» **Exercise aim**
Tell me, please, how many lines in the records below include the word "status". Give no more than the number.

» **Supplied information**
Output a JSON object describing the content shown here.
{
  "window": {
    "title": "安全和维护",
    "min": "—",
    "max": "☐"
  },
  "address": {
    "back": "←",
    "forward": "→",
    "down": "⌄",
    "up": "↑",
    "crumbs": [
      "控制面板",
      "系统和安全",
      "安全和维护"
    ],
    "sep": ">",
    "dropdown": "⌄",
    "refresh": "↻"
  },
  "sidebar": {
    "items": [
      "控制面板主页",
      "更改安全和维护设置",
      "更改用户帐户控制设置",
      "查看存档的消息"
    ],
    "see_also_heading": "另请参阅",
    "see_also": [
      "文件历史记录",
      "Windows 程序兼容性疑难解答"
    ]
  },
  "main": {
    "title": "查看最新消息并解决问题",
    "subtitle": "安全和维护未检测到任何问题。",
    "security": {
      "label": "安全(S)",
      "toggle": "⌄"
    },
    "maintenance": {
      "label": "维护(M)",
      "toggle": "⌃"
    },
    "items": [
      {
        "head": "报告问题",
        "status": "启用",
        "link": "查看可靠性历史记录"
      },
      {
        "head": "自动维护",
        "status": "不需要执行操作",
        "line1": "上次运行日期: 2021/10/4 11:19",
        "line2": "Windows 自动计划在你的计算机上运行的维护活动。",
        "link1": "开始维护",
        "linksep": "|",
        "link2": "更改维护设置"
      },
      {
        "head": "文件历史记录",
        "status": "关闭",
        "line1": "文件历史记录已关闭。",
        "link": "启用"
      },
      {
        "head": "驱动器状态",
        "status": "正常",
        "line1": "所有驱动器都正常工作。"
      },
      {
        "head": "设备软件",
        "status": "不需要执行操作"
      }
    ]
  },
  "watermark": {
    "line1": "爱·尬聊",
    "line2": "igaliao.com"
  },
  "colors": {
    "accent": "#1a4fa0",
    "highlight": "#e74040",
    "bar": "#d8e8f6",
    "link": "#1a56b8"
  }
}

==

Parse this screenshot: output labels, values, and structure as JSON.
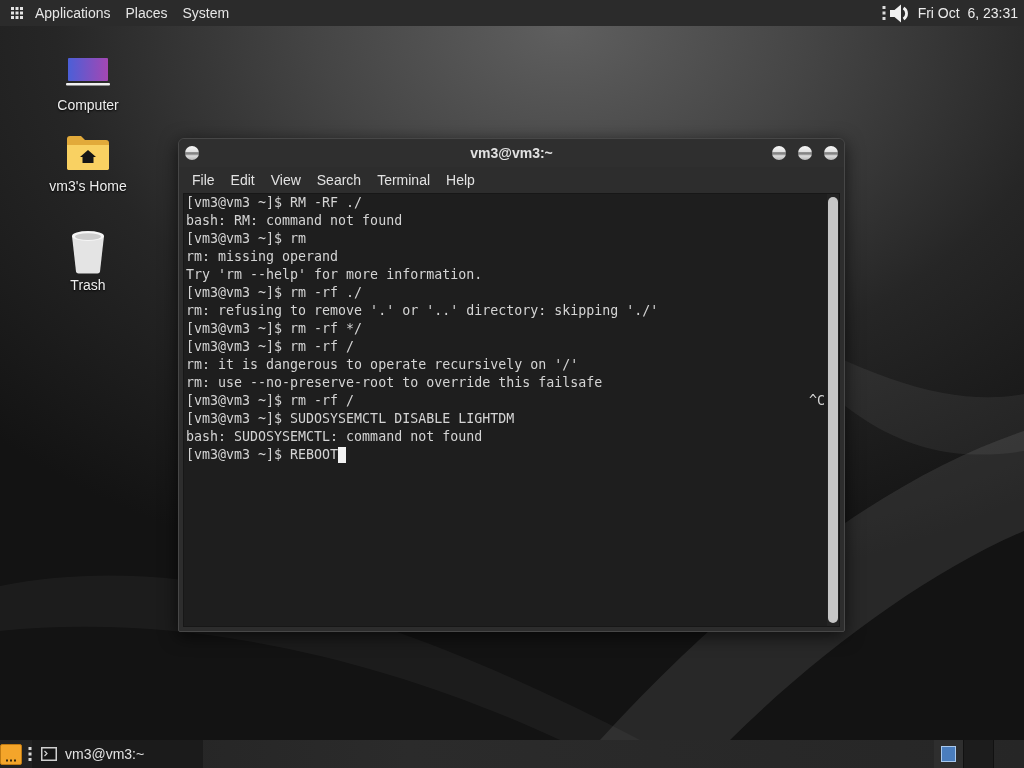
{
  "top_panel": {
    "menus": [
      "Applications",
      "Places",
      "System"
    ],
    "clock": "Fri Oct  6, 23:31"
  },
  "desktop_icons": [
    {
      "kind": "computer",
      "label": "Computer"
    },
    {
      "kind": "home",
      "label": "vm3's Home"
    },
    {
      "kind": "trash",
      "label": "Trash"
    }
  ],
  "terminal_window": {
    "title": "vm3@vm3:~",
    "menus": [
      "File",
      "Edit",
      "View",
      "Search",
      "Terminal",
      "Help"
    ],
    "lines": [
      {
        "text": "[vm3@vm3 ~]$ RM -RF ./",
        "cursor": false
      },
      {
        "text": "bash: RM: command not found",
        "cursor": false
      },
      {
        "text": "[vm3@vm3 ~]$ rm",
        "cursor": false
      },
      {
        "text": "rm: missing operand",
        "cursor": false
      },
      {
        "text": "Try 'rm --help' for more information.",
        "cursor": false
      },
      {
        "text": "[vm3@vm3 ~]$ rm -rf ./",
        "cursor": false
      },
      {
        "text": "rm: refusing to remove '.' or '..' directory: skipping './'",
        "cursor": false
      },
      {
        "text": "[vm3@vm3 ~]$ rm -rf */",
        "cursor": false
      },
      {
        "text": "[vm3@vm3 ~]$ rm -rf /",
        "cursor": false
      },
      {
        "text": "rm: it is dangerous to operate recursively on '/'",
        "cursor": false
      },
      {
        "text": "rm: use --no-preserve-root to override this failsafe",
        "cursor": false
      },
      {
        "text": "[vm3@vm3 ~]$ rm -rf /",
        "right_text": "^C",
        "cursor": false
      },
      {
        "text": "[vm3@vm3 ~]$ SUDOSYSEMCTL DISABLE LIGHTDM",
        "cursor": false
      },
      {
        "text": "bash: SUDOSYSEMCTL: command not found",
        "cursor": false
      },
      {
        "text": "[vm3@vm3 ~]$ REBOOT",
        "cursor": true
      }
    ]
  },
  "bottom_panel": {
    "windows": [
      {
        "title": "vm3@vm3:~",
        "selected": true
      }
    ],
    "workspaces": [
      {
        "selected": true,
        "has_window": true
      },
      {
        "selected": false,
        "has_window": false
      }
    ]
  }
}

» **Your response**
5